* DATA SUPPLIED
————————
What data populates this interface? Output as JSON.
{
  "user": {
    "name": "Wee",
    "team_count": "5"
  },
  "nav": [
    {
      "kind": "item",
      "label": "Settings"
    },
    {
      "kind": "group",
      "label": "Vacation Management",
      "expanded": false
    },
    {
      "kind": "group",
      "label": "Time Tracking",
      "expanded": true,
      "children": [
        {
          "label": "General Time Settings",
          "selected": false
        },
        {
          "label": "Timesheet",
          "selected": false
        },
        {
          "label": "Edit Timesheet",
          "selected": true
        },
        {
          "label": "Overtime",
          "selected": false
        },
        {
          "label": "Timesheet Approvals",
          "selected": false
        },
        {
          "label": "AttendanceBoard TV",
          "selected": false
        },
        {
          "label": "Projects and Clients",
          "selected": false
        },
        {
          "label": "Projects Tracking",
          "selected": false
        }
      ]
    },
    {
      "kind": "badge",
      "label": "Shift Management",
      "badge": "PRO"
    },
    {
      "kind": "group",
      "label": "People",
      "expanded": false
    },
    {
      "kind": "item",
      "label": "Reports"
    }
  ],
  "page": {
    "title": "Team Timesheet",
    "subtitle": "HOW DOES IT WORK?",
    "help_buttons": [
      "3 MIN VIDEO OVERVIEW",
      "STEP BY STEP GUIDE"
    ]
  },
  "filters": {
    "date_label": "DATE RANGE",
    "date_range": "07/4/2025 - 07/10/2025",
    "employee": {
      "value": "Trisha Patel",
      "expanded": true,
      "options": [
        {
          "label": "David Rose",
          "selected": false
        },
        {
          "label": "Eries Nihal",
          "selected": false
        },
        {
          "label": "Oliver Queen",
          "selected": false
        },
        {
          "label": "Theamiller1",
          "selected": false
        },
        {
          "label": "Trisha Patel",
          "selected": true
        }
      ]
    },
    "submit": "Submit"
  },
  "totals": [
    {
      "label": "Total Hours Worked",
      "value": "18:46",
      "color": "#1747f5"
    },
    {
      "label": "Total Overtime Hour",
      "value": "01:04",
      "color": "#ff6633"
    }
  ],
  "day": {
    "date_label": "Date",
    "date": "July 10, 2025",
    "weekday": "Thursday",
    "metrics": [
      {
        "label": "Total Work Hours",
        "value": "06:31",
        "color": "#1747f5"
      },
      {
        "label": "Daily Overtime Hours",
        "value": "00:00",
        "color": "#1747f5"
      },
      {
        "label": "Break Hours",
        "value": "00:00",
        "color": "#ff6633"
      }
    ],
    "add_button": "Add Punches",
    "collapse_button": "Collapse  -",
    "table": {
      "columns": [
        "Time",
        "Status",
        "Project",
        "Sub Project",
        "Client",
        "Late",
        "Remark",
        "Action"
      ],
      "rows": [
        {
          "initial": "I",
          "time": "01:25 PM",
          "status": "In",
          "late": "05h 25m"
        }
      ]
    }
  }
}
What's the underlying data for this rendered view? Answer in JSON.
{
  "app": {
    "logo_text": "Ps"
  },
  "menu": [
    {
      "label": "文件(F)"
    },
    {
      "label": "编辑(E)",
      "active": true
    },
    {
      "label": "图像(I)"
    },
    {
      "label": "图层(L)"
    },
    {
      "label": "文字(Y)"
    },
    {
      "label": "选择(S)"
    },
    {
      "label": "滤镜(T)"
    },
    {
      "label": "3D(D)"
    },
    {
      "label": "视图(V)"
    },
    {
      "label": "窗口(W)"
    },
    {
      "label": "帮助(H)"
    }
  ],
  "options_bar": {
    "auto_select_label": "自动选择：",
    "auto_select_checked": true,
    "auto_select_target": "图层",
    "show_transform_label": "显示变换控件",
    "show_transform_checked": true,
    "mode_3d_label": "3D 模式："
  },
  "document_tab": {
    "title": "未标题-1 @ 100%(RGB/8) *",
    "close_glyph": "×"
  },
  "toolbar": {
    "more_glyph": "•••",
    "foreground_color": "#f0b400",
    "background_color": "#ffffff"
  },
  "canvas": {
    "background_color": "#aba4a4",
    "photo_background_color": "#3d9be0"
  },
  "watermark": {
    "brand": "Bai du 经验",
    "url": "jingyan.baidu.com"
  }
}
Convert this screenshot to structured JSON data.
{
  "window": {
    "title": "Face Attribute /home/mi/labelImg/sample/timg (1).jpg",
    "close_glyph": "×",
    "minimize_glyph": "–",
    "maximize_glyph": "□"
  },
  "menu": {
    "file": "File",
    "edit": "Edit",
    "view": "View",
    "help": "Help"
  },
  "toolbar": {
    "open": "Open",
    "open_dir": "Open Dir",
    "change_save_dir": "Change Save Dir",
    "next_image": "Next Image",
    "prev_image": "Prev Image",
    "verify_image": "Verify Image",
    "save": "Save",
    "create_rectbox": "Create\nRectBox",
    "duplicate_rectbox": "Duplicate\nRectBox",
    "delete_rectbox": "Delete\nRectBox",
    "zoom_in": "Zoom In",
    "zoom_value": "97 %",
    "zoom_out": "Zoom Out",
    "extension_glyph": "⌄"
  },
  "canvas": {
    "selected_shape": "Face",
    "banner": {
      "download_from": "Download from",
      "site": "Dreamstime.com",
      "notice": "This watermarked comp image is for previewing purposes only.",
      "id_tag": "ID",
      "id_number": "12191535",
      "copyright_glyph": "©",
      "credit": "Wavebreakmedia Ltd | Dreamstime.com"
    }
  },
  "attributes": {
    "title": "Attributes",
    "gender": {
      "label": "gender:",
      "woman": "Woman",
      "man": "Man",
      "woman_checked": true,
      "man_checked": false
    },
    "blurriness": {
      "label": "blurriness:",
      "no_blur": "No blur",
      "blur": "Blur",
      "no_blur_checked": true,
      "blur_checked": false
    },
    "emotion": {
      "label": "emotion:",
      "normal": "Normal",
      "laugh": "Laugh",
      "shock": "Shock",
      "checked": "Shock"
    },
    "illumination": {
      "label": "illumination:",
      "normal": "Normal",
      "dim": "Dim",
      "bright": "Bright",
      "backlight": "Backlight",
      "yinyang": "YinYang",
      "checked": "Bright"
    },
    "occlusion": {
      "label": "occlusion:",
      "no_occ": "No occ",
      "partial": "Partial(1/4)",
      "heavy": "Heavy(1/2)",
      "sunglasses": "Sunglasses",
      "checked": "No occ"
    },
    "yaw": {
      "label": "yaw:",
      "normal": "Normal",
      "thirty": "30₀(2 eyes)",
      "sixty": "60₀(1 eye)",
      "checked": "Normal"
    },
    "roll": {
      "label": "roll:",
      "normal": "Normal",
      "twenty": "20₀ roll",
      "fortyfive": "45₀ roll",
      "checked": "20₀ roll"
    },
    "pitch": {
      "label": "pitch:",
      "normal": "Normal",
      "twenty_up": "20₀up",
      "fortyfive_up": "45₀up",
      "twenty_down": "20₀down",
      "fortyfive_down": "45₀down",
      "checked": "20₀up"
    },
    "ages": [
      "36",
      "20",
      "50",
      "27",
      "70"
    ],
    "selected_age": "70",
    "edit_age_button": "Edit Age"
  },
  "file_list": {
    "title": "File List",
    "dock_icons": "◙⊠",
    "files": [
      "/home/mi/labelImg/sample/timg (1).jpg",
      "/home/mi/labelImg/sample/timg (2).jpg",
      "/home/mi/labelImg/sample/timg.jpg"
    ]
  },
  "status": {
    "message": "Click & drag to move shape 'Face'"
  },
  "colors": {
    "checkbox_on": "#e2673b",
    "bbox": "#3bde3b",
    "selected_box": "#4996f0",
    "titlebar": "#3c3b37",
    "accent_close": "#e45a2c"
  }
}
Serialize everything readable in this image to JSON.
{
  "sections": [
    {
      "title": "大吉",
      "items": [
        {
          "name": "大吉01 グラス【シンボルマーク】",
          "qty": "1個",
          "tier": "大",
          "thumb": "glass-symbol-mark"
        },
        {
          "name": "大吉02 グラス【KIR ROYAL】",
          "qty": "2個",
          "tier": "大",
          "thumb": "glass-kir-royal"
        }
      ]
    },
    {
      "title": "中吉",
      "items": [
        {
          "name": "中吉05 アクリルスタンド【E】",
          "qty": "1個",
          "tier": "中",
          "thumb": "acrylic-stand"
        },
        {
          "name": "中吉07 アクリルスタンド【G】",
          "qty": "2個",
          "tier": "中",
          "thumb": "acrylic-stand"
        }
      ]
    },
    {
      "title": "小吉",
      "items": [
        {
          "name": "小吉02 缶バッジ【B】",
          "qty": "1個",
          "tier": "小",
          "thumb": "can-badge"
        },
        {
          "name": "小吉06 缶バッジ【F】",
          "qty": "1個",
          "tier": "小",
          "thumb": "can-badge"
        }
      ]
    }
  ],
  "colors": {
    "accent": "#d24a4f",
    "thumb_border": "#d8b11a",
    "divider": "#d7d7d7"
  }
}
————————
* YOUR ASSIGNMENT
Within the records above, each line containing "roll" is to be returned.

* PROBLEM SOLUTION
    "roll": {
      "label": "roll:",
      "twenty": "20₀ roll",
      "fortyfive": "45₀ roll",
      "checked": "20₀ roll"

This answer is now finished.